This is the second year of Indie Music Festival. The organisation is on a shoestring budget, but they still do everything they can to focus on the show because they see value in promoting indie singers in Hong Kong.

“I think for Hong Kong, in general, this is important, because the creative scene here tends to have a hard time,” Ms. Ip said. “It is not really in the local culture for people to attend shows featuring musicians they have never heard of, so it is our responsibility to promote and show people how good our local bands actually are.”

First name, Chikin, from the Hong Kong Music Critics Community (HKMC²) said running music festivals in Hong Kong is tough because of limited audience and venues.

“For example, Hidden Agenda, is a famous local indie music live house. It is in an industrial area, but its licence was not recognised and the fire prevention was not good enough.
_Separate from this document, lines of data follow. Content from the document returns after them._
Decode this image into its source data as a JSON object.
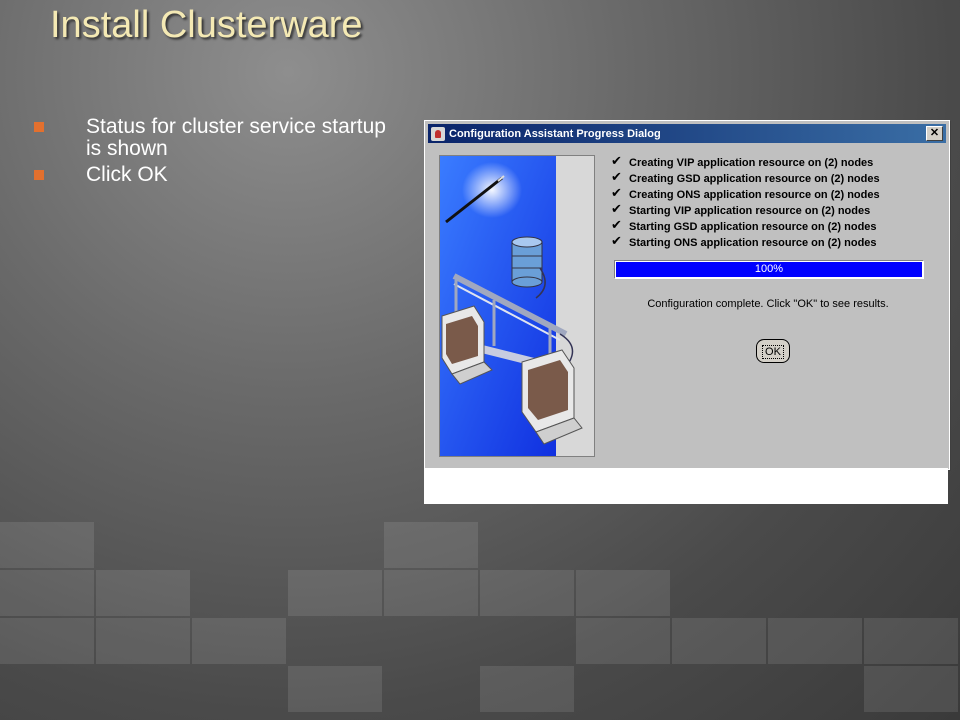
{
  "slide": {
    "title": "Install Clusterware",
    "bullets": [
      "Status for cluster service startup is shown",
      "Click OK"
    ]
  },
  "dialog": {
    "title": "Configuration Assistant Progress Dialog",
    "close_label": "✕",
    "check_glyph": "✔",
    "steps": [
      "Creating VIP application resource on (2) nodes",
      "Creating GSD application resource on (2) nodes",
      "Creating ONS application resource on (2) nodes",
      "Starting VIP application resource on (2) nodes",
      "Starting GSD application resource on (2) nodes",
      "Starting ONS application resource on (2) nodes"
    ],
    "progress": {
      "value": 100,
      "label": "100%"
    },
    "status_message": "Configuration complete. Click \"OK\" to see results.",
    "ok_label": "OK"
  },
  "colors": {
    "title": "#f4e9b4",
    "bullet_marker": "#e3702e",
    "progress_fill": "#0000ff",
    "titlebar": "#0a246a"
  }
}
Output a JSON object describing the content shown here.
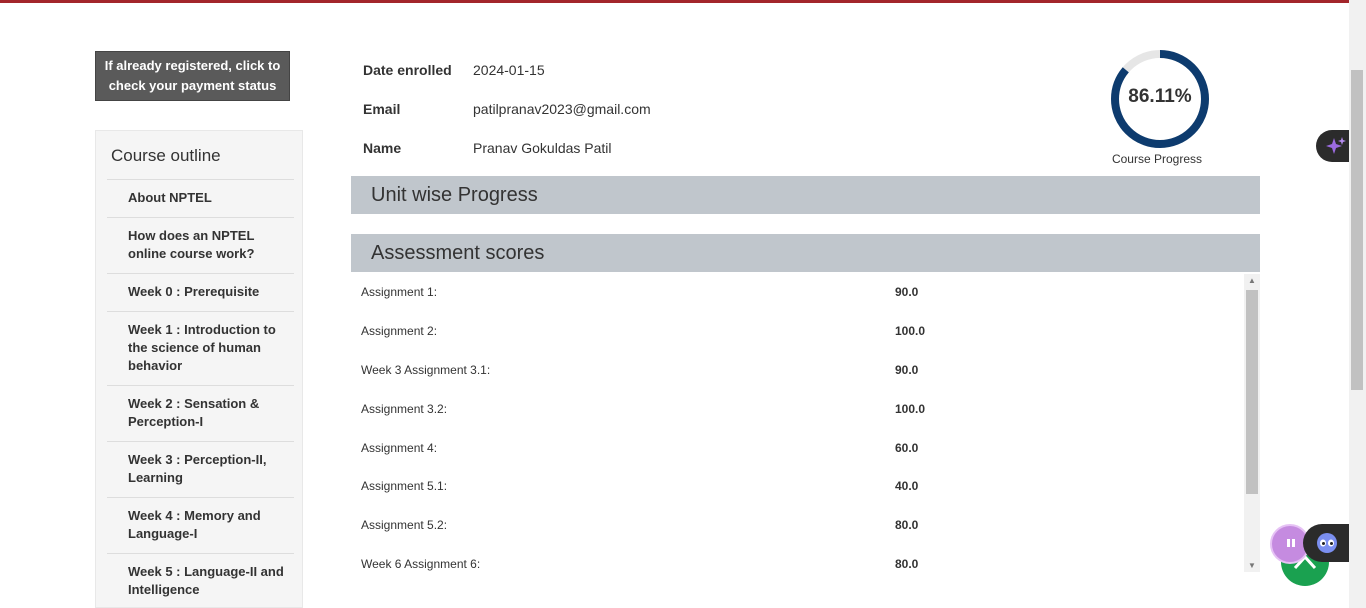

After they moved three times, they thought of many methods to survive. For instance, the possibility of turning their place into a coffee shop, but unfortunately, they were simply unable to continue,” Chikin explained.

Other music festivals, such as Wow and Flutter, also have problems despite surviving for three years. This year the organisers said that they did not want to arrange it anymore because the government is going turn their venue in West Kowloon into the Forbidden City Museum.

“Unlike popular artists from large record labels who can earn their living through advertisements and commercial music, indie musicians rely on album sales and performances. So when the venues are so limited, the rent goes up. How could they have enough sustainability to continue their music career?” Chikin questioned.

But indie musicians are getting some exposure. Chikin noticed that Radio 903 has been playing indie music pieces. He hoped the media can do the same in order to boost the development of indie music.

“There will only be more and more indie musicians because the cost of producing music is decreasing in comparison to before. Nowadays, you can use your own instrument and recording devices to create a decent piece of work at home. When this trend can possibly be the mainstream way of creating music, our range of musical pursuit does not have to stay within the boundaries of popular music,” said Chikin.

As for musicians who work hard at their day jobs in order to live their dream, Chikin believed they have a different mindset that makes their music beautiful. He thought that they put their souls into their music and their work should be appreciated.

“I think in Hong Kong currently it is difficult to profit from music, especially if you think of record sales. Overall, bands are not making money. So we don’t play music for money. We play it because we love it,” said Ms. Yu, the drummer.

As the show ended and the crowd dispersed, the three members of After After Party disappeared into the night together with their guitar cases, their mutual passion sustaining them despite the challenges.